The Philippine's Defense Secretary Voltaire Gazmin and U.S. Ambassador to the Philippines Philip Goldberg (2nd R) sign the Enhanced Defense Cooperation Agreement at the Armed Forces of the Philippines (AFP) headquarters in Quezon city, metro Manila April 28, 2014. Photo by Al Falcon, Reuters.
MANILA -- Malacanang is confident that the Enhanced Defense Cooperation Agreement (EDCA) with the United States will pass legal muster.
“In the entire process of discussions with the United States, national interest was foremost in the minds of the members of the Philippine panel,” Communications Secretary Herminio Coloma Jr. said.
Several groups are planning to bring to the Supreme Court the agreement, which gives American soldiers access to a limited number of military bases. It was signed ahead of US President Barack Obama’s state visit last Monday.
Even former Senator Joker Arroyo has slammed the agreement, saying the administration has skirted the constitutional prohibition of military bases in the country.
For Arroyo, opening up the military bases to the US soldiers is much worse.
Coloma said Malacanang respects the opinions of Arroyo and others against the EDCA.
But he insisted that there is a “clear provision that the US would not establish a permanent military presence or base in the Philippines.”
He also noted that the “US access to and use of designated areas in Armed Forces of the Philippines-owned and -controlled facilities will be at the invitation of the Philippine government,” adding that the Philippines’ prior consent is needed in choosing these locations.

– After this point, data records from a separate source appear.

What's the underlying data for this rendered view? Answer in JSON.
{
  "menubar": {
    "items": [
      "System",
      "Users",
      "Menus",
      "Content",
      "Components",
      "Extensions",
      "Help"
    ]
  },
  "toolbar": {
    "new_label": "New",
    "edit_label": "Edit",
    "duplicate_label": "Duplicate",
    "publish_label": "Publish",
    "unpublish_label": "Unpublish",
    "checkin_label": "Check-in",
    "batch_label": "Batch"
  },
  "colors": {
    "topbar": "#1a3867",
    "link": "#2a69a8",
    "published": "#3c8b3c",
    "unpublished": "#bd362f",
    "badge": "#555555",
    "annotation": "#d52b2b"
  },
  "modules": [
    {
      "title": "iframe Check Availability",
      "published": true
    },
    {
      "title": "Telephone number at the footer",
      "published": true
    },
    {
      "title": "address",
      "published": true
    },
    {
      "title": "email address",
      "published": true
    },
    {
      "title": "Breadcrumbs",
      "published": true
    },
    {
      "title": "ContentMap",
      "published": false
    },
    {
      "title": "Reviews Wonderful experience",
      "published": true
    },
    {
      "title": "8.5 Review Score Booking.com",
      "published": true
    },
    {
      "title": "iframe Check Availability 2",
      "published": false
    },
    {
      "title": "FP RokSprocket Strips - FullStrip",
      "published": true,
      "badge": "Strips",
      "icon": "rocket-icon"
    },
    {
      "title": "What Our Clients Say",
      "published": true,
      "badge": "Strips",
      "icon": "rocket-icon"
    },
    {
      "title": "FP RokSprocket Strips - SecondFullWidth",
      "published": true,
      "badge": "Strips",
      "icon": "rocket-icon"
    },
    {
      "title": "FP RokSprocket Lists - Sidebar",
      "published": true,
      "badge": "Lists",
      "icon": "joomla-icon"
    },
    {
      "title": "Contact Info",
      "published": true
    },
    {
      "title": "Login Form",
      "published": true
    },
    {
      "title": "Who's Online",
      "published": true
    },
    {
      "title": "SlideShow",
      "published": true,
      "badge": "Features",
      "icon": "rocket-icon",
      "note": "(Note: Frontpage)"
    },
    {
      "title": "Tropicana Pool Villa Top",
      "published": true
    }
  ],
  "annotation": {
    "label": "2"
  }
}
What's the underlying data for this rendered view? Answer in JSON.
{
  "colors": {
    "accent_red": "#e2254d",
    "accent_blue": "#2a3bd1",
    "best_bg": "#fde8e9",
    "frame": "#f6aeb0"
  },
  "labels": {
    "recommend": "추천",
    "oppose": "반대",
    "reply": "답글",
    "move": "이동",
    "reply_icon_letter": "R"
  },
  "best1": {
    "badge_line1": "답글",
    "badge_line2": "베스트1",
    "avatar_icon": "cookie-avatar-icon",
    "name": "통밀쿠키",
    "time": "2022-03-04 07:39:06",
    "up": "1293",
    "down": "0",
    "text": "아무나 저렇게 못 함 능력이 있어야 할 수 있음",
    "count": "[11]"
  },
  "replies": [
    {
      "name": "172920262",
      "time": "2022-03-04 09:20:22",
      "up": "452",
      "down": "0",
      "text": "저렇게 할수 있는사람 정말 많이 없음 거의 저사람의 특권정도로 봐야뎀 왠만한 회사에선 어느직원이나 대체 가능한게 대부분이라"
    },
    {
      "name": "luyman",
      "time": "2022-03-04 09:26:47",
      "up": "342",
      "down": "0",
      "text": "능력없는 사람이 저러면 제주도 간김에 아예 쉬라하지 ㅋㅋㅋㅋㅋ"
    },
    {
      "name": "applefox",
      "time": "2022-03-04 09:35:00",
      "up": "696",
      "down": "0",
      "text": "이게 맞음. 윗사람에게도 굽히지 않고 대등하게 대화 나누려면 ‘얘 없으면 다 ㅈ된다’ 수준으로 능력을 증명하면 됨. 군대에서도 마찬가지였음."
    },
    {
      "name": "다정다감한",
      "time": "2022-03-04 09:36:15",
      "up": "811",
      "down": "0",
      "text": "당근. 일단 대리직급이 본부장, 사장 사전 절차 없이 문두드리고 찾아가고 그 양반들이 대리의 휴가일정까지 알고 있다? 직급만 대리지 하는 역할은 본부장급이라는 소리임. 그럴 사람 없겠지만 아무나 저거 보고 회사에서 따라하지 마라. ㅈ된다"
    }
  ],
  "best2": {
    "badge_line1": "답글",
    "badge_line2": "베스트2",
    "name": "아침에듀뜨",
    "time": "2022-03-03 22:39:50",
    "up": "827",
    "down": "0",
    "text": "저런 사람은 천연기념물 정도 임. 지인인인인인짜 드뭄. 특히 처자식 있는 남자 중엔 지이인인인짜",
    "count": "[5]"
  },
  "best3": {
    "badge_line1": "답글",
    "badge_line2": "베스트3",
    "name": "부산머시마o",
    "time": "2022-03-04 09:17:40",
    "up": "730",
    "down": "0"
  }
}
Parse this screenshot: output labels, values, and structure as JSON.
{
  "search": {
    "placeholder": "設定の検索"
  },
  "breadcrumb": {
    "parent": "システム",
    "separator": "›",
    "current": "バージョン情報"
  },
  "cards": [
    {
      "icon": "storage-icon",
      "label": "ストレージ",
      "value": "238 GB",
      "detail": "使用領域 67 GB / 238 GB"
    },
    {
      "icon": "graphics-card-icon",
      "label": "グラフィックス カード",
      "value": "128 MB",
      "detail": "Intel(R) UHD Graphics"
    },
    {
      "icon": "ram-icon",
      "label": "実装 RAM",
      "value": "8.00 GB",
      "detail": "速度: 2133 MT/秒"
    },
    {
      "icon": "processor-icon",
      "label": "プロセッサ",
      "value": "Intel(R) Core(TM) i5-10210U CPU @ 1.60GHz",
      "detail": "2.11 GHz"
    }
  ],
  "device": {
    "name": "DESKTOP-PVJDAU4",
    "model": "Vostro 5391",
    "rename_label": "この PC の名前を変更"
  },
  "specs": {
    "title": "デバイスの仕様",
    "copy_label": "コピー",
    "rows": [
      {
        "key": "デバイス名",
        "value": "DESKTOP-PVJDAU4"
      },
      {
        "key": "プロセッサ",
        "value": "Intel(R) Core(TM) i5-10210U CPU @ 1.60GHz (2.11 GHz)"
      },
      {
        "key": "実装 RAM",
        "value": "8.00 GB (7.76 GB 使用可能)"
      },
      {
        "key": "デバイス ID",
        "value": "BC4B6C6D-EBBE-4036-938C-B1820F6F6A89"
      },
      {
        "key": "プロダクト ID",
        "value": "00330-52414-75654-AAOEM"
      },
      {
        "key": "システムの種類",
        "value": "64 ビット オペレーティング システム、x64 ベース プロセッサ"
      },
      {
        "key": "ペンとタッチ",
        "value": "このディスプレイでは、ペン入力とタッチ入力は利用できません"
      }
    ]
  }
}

He said the Philippines will also retain primary responsibility for security of the agreed locations and that the Armed Forces base commander has access to these areas.
Coloma asked the public to understand the government’s intentions in signing the EDCA.